Mostly, though, the press seems utterly fixated on Phair’s family. The Daily Herald claims that “the most timely news surrounding ‘Egg,’ of course, is the son Phair gave birth to during its recording.” Of course? The headline from the Toronto Star: “Liz Phair Matures: Marriage, son haven’t dampened lust for life, just refined it a bit.” A Los Angeles Times interview with her is headlined “A Double Life: Rocker-Mom.” Four of the six questions they ask her are about motherhood. A photo caption in the Washington Post notes that the album “came after she married and had a baby.” Certainly this is a statement of fact, but if you don’t see why it’s sexist, try to find a review of Nirvana’s In Utero–whose title is a way more explicit fetus reference than Whitechocolatespaceegg–with a photo caption that says it came after Kurt Cobain married and had a baby.

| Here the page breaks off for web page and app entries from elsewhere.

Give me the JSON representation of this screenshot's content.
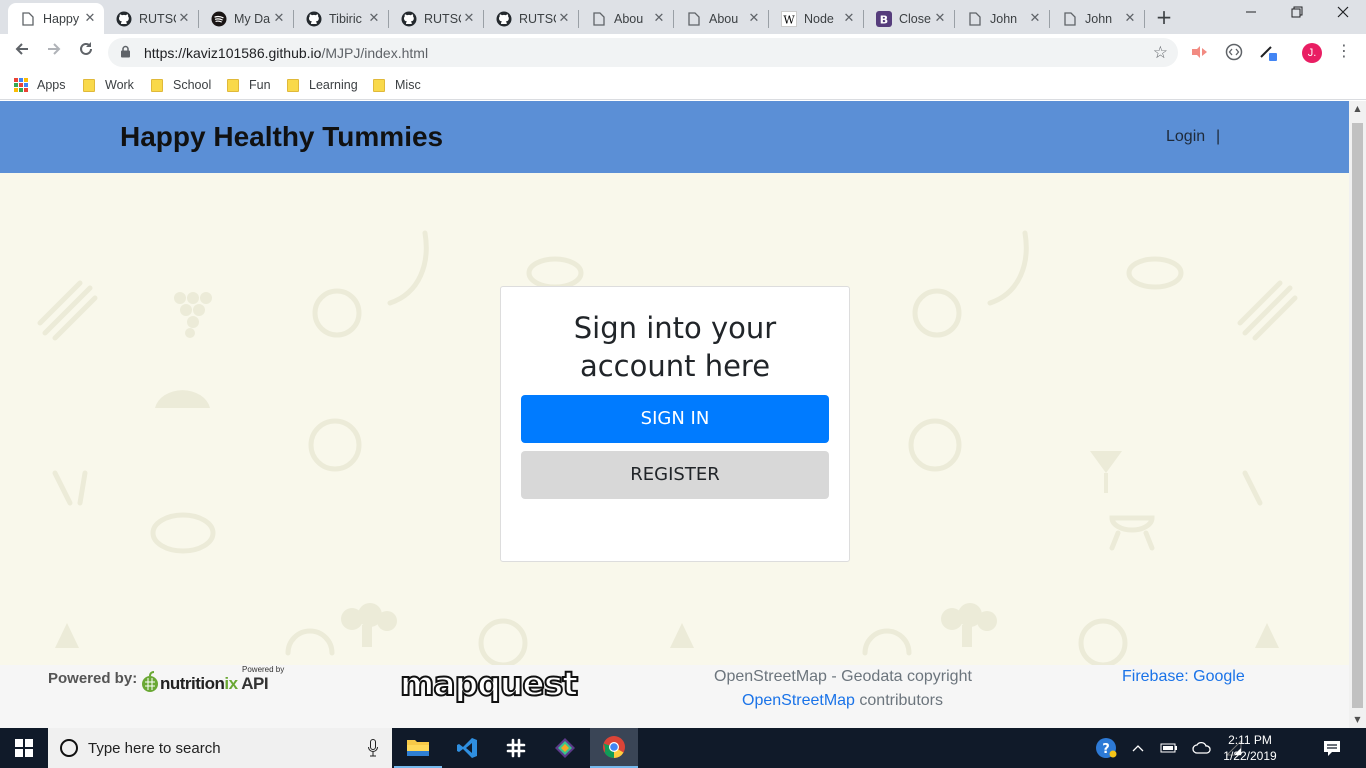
{
  "browser": {
    "tabs": [
      {
        "title": "Happy",
        "icon": "page-icon",
        "active": true
      },
      {
        "title": "RUTSC",
        "icon": "github-icon"
      },
      {
        "title": "My Da",
        "icon": "spotify-icon"
      },
      {
        "title": "Tibiric",
        "icon": "github-icon"
      },
      {
        "title": "RUTSC",
        "icon": "github-icon"
      },
      {
        "title": "RUTSC",
        "icon": "github-icon"
      },
      {
        "title": "Abou",
        "icon": "page-icon"
      },
      {
        "title": "Abou",
        "icon": "page-icon"
      },
      {
        "title": "Node",
        "icon": "wikipedia-icon"
      },
      {
        "title": "Close",
        "icon": "bootstrap-icon"
      },
      {
        "title": "John",
        "icon": "page-icon"
      },
      {
        "title": "John",
        "icon": "page-icon"
      }
    ],
    "tab_close_glyph": "✕",
    "new_tab_glyph": "+",
    "address": {
      "host": "https://kaviz101586.github.io",
      "path": "/MJPJ/index.html"
    },
    "avatar_letter": "J.",
    "bookmarks": [
      {
        "label": "Apps",
        "icon": "apps-grid-icon"
      },
      {
        "label": "Work",
        "icon": "folder-icon"
      },
      {
        "label": "School",
        "icon": "folder-icon"
      },
      {
        "label": "Fun",
        "icon": "folder-icon"
      },
      {
        "label": "Learning",
        "icon": "folder-icon"
      },
      {
        "label": "Misc",
        "icon": "folder-icon"
      }
    ]
  },
  "site": {
    "brand": "Happy Healthy Tummies",
    "nav": {
      "login": "Login",
      "separator": "|"
    },
    "card": {
      "heading_line1": "Sign into your",
      "heading_line2": "account here",
      "sign_in": "SIGN IN",
      "register": "REGISTER"
    },
    "footer": {
      "powered_by": "Powered by:",
      "nutritionix_small": "Powered by",
      "nutritionix_word": "nutrition",
      "nutritionix_ix": "ix",
      "nutritionix_api": "API",
      "mapquest": "mapquest",
      "osm_line1": "OpenStreetMap - Geodata copyright",
      "osm_link": "OpenStreetMap",
      "osm_line2_rest": " contributors",
      "firebase": "Firebase: Google"
    },
    "colors": {
      "header": "#5b8fd6",
      "primary": "#007bff",
      "secondary": "#d8d8d8",
      "background": "#f9f8eb"
    }
  },
  "taskbar": {
    "search_placeholder": "Type here to search",
    "time": "2:11 PM",
    "date": "1/22/2019",
    "apps": [
      "file-explorer-icon",
      "vscode-icon",
      "slack-icon",
      "gitkraken-icon",
      "chrome-icon"
    ]
  }
}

What nobody seems to have said, at least not in print, about Whitechoco-latespaceegg is what an astonishingly weird record it is, with its half-successful slicked-up production, its unexpected flashes of lyrical disconnection (“Yes, I’m careening down! / Winding the canyons, now! / Yes, I am broadcasting myself!”), its alarming failures of craft (on four songs in a row she can’t hit the lowest notes she’s written), and its sly games of perspective (“Sticks and stones can break my bones / And boys can make me kick and moan” reads like a Phair parody, but surrounding it with references to death and capping off the song with a cheer of “Positive T-cell / Regeneration!” recontextualize it pretty drastically). But it’s hard to pay attention to such complicated communications when you’re busy trying to read someone’s imagination as autobiography.
Art accompanying story in printed newspaper (not available in this archive): photo by James Crump/ album cover.